By: Lynnette Sauer
For the three weeks prior to my arrival in Strasbourg (as I mentioned in my last post), I traveled from Berlin, Germany, to Prague, Czech Republic, and finally to Vienna, Austria, with 14 other students on Herron’s study abroad program entitled “Exploring Art in Central Europe.”
It was an extremely fast-paced three weeks; we took in literally thousands of works of art and architecture while visiting galleries, cathedrals, monuments, etc. across these three cities. After so many new experiences traveling this summer, and armed with a full sketchbook and hundreds of reference photos, I’m quite excited to get back to the painting studio when I get home. (I don’t know how anyone could not return full of creative energy after a trip like this.)
During the program, I took two courses. The first was in art history, focusing on different theories of memory as it relates to place and visual culture, and the second was a sketchbook-based studio course. Before leaving the states, we received a collection of old photos from the cities we were going to visit. After sketching several of these images per city, we located the spots in Europe and drew them as they appear today. I’ve drawn a lot less in the past year than I’m used to, so it was nice to get back into sketching more regularly — and more so, it was great to have an aesthetic and historical framework through which to view these locations. It’s pretty amazing how we can “read” the consequences of time, war, reconstruction, and differing political and economic systems in the way we visually interact with the infrastructure of a city.

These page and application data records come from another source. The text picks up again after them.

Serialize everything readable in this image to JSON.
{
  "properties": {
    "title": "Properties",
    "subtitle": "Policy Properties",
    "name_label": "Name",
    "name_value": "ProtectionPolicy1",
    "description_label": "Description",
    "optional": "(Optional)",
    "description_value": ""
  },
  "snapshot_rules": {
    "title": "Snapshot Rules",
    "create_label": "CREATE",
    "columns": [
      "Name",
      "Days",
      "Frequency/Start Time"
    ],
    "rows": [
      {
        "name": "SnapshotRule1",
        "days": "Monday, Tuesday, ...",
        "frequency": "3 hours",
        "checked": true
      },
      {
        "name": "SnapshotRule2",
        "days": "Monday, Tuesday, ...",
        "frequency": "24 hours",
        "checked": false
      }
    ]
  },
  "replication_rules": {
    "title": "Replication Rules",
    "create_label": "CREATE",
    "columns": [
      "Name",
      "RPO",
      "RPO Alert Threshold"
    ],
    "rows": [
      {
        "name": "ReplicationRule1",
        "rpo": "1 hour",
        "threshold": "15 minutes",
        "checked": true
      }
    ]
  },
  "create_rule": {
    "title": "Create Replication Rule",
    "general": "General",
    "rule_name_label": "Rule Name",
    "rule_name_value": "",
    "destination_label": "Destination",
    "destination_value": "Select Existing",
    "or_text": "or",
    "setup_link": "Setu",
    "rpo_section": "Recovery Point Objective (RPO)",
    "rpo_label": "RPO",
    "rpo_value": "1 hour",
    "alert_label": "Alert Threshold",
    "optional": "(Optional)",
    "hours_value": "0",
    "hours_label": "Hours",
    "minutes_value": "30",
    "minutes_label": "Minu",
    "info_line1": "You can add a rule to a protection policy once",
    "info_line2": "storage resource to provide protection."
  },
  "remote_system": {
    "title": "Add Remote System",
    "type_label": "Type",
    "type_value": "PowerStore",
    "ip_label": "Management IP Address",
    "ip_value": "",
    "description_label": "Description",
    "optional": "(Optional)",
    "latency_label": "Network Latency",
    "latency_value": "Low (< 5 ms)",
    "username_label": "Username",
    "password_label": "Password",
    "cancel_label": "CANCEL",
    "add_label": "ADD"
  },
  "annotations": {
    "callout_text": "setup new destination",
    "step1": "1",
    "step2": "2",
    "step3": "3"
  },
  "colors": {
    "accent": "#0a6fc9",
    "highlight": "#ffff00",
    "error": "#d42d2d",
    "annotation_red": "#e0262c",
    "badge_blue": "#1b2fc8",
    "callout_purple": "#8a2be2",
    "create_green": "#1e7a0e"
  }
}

Aside from the purely art-focused side of things, I really enjoyed visiting so many different kinds of arts institutions, from small local galleries to a school of art to museums with thousands of pieces in their permanent collection. There are so many things to manage in these kinds of organizations: conservation and restoration, security, collection curation, fundraising and financial management, donor relations, collection display, informational displays and educational programs, etc. It’s really an exciting field, and this trip was a good introduction to arts management on an international scale.
It was a lot of fun to be so submerged in the world of art for three weeks through our daily itineraries, homework assignments/readings/class discussions, and by living with so many other artists and art-lovers for this time. I used to worry about these kinds of saturated experiences making me “tired” of art in some way, but I’ve found time and time again that in spite of their challenges they are instructive and inspiring rather than draining. (Perhaps this is how we find the things we are “meant” to do.)